Posted on December 18th 2013
With 2013 winding to a close, there are a lot of ideas for ways to improve social media campaigns and efforts generally in the coming year. There have been a lot of unique and creative campaigns over the past year that we can all look to for creative inspiration. Conversely, there is one social media tactic that deserves to boxed up and shelved with the rest of the holiday decorations, forever.
Brands Commenting on News, Holidays and Anniversaries
For some reason, marketers find it necessary to share the thoughts of the brand (usually a cartoon mascot or logo) on a breaking news event or historical anniversary. This sort of gimcrackery has become pervasive in the wake of the brilliant Oreo Super Bowl tweet that spawned a multitude of copycat memes.

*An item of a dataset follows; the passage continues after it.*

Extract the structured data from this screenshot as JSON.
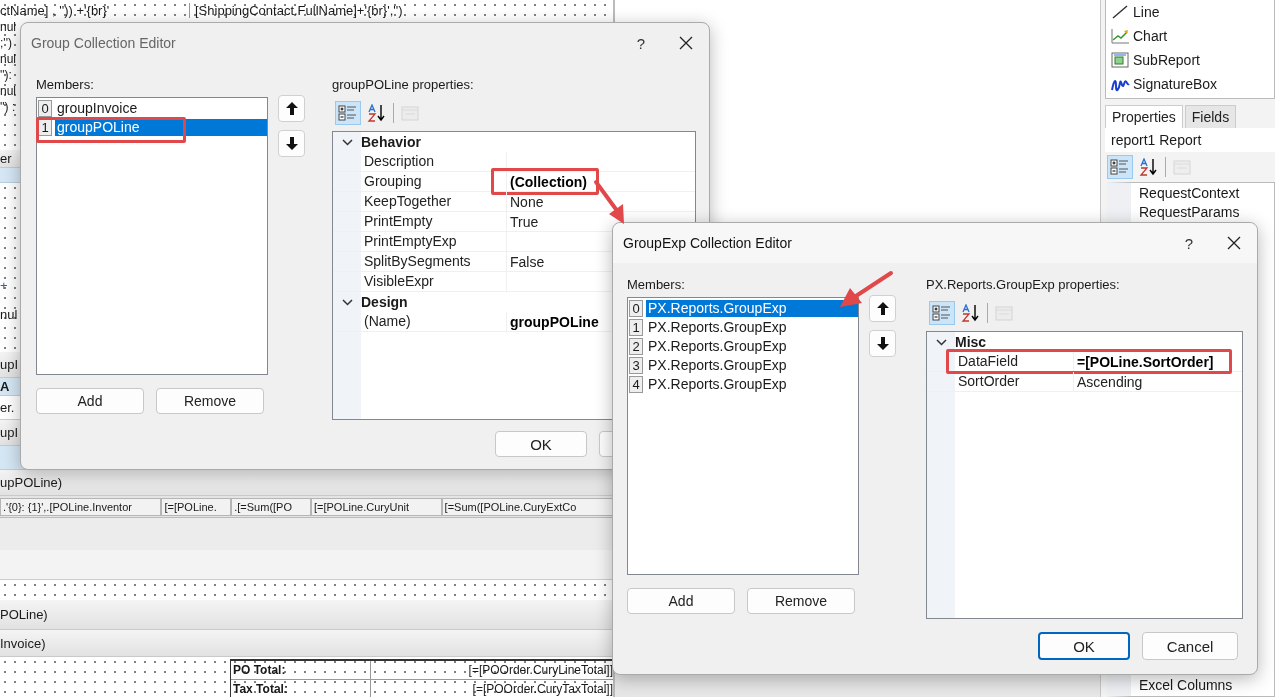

The fact is, no one needs to know how Pizza Hut is remeniscing about 9/11 or how JCPenney feels about the most recent school shooting.
epicurious found themselves in the midst of a social media firestorm when they tried to newsjack the Boston Marathon bombing during a flash sale. Only after deleting the insensitive tweets and apologizing profusely did they finally land on the above tweet, which even on its own would have been completely unnecessary and disingenuous.
It isn't just breaking news stories that somehow trigger an insatiable need for brand comment. Historical anniversaries and other dates of significance have provoked sometimes clever, but mostly insipid posts. We all know how well that turned out for SpaghettiOs:
In case you missed it, the SpaghettiOs account was roundly chastised for their pointless and tacky tweet, having eventually caught the attention of celebrities and comedians with vastly larger networks than the Campbell's Soup-owned sub-brand. Needless to say, the whole scenario didn't exactly move a lot of product off the shelves.
What Brands Should Do Instead
Breaking News: Nothing. Silence is golden, especially as tragedy unfolds. It's nice that the thoughts and prayers of your logo are with the victims, but no one needs to see their stream filled up with the sympathies of a brand. Consider suspending all scheduled tweets, especially if they're promotional or solicitious in nature.
Anniversaries: Do something if it pertains to your business. The SpaghettiOs tweet was stupid not because it was insensitive, but because there is no connection at all between that brand and the event they were commemorating. Is today the birthday of the inventor of the macaroni and cheese (Thomas Jefferson)? That's a great excuse for a fun campaign from Kraft or the like. Just put some thought into it before you circle that next national holiday coming up on the calendar.
A very wise human once said "Better to keep your mouth shut and appear stupid than to open it and remove all doubt." Social media is the best channel to put that maxim into practice.
What social media practices drive you crazy? Let me know in the comments below.